I’m listening to my iPod Shuffle the Willards bought me for Christmas. It’s stinking amazing!! I can’t wait until the weather gets a bit warmer so I can go running with it! I wonder if I’ll find myself jamming out to it on my runs. That would look silly. Maybe I should practice somewhere privately before I go out where people can see me!
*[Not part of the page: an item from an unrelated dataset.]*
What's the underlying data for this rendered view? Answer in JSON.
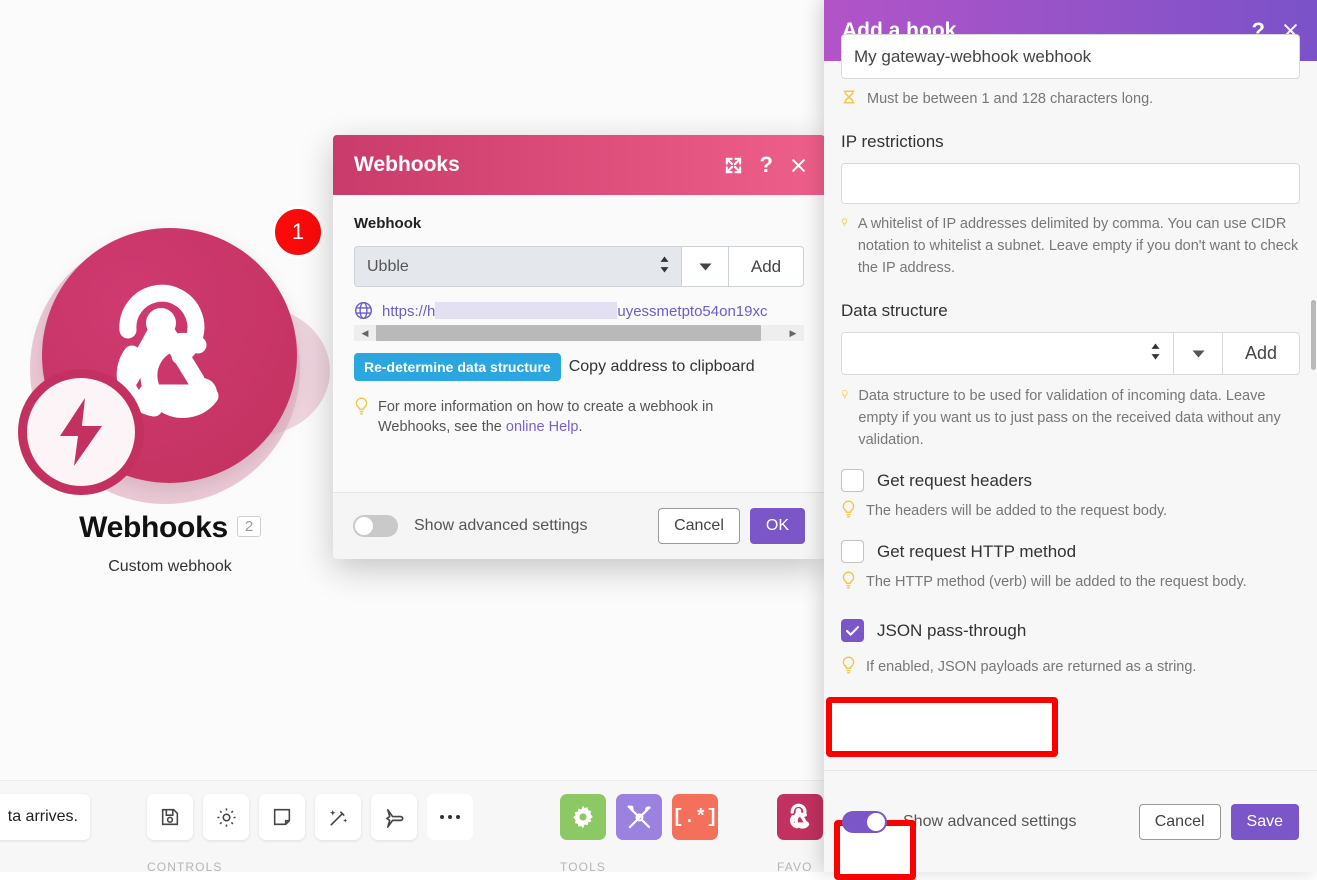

Today at church I found out that a young missionary who visited our church just two weeks ago died of a brain aneurism. Hugo and Sarah Liborio worked for Score International in the Dominican Republic. They came to our church with their two little kids (one just born in October!), and we were all instantly blessed by their enthusiasm for their work and their fire for the Lord. Hugo couldn’t stop smiling as he told us his testimony, and the story of how he and Sarah met, worked together, married, and started their family. The Liborios were set to return to the DR later this month, I think. It’s so sad to have lost a young father and husband. However, knowing the way he lived and the good work he has done, I can’t help but think that he is rejoicing in Heaven! Please remember Sarah and her two children. I’m sure her grief is tremendous. There is a  group open to all on facebook called “Remembering Hugo Liborio” where people tell wonderful stories of Hugo, and Sarah explains what happened with his death.

I helped Jon with the cattle a couple times over break. Christmas Eve was windy and cold, but we got it all done! I don’t know how he gets all that stuff done every day by himself! Amazing. And, I don’t know how Dad was able to do all that when Jon and I were just babies. Farmers rock. Period.

But, the reason I brought that up was that I can’t seem to get the manure smell out of my two pairs of jeans and coat! I’ve washed them twice and now they’re on the third washing! Whew! Any tips?

Snow Days and Road Trips

It is Wednesday, but I have yet to teach students. Monday and Tuesday were snow days. People estimate we had 26-30 inches of snow here, and it was a blizzard, so huge drifts were everywhere. I’ll try to upload a photo. Then, today, our school hosted League Forensics (TOUGH JOB!). I have one day left before I’m off to see my friends! Katie, Whit, and I are going to the Springs for Heather’s shower. I CAN’T WAIT!! We haven’t been together since August, and we’re long overdue for girl time. Thursday, please fly by quickly and painlessly. :)

  1. 1: my front porch
  2. 2: The front of my house bombarded with snow!
  3. 3: Me in a snow drift. My hand are resting on the top of it. :)